  9. Frederik, it’s all under development.  I’m currently juggling a number of projects related to WiX plus a full work load at work.  There are only so many hours in the day.  I’m just glad we were able to squeak this one out successfully.

  10. Chris, as I said above, patience.  The WiX bootstrapper (the foundation for ccsetup.exe) will eventually support all those things.  There was only so much time I had to put towards this project.  It’s amazing I got the EULA right.

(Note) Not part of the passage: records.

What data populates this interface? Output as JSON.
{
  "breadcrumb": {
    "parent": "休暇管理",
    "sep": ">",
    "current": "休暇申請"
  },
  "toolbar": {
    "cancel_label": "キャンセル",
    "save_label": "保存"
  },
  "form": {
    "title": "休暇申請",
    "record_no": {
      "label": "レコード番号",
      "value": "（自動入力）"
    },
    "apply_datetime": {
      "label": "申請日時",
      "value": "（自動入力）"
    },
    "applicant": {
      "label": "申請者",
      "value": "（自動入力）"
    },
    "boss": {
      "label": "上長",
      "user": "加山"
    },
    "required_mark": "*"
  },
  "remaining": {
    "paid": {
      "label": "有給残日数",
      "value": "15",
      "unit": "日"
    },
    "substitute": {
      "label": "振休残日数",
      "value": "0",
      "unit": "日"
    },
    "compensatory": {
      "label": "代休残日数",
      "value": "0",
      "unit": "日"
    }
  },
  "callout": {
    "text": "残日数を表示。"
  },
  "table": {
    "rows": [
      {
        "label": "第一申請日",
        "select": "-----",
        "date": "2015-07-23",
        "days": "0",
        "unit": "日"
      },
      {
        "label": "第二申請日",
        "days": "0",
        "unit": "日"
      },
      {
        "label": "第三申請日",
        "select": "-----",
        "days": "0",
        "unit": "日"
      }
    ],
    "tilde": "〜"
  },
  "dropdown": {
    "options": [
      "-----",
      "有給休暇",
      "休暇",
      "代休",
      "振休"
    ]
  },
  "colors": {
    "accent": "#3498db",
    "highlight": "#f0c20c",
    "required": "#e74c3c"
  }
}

    Corporate installs (which drive all the features you bring up) were not the target audience of this release.  Go skim the blogs out there.  So far, I’ve seen a lot of positive feedback about the concept and no complaints about the installation experience (although it is hard to tell just how many people have actually tried the install).  Individual users who create content (like bloggers) were the focus for this release of the Creative Commons Add-in for Microsoft Office.  We’ll get the corporate install scenarios into the WiX bootstrapper later.

    The caching thing is a bug that I’ll explain later.

  11. Adam says:

    Interesting. Does using this plugin also change the file format for the document being edited so that the content, which is obviously meant to be editable by as many people as possible, can *actually* be edited without loss of fidelity on systems other than MS Office?

    It would seem kind of ironic to save CC-licensed material in a proprietary file format that, in order to get up-to-date documentation for, you need to sign an NDA!

  12. Adam, AFAIK, add-ins cannot change the file format of the document.  They just add more data to the document.  The user gets to pick what format to save the document as, including HTML if he or she desires.

  13. Imagine a blog entry where I talk about the issues we’ve hit in the initial release of the Creative Commons Add-in for Microsoft Office.

  14. Joey Barkley says:

    Rob, I know you said that later on you would be releasing some of this code to the community. Can you tell us if the Office XP PIA install will be redistributable with commercial packages (for instance, when released could a company package it for installation with the VS.NET 2005 Bootstrap as a prereq to a commercial product), or will licensing prohibit commercial redistribution?

    Thanks.

  15. Now that Bill Gates has announced plans to work less at Microsoft after two years, blogs around the world are jumping onto the wagon to announce how Microsoft is going to change and how Microsoft…

  16. This isn’t really install related but I’m wondering why the decision to write a managed plugin for an unmanaged application was made in the first place.

    All the PIA issues would have been eliminated, a bootstrapper wouldn’t even have been needed and the install could be a really simple MSI project that could easily support a standard unattended silent installation by GPO/SMS.

    No application should EVER be deployed without supporting this scenario.  However I am pleased when development shops continue to violate this basic requirement as it keeps me gainfully employed.

  17. Imagine a blog entry where Bob Arnson steps in and tells the tale of the Office PIAs for the Creative Commons Add-in for Microsoft Office.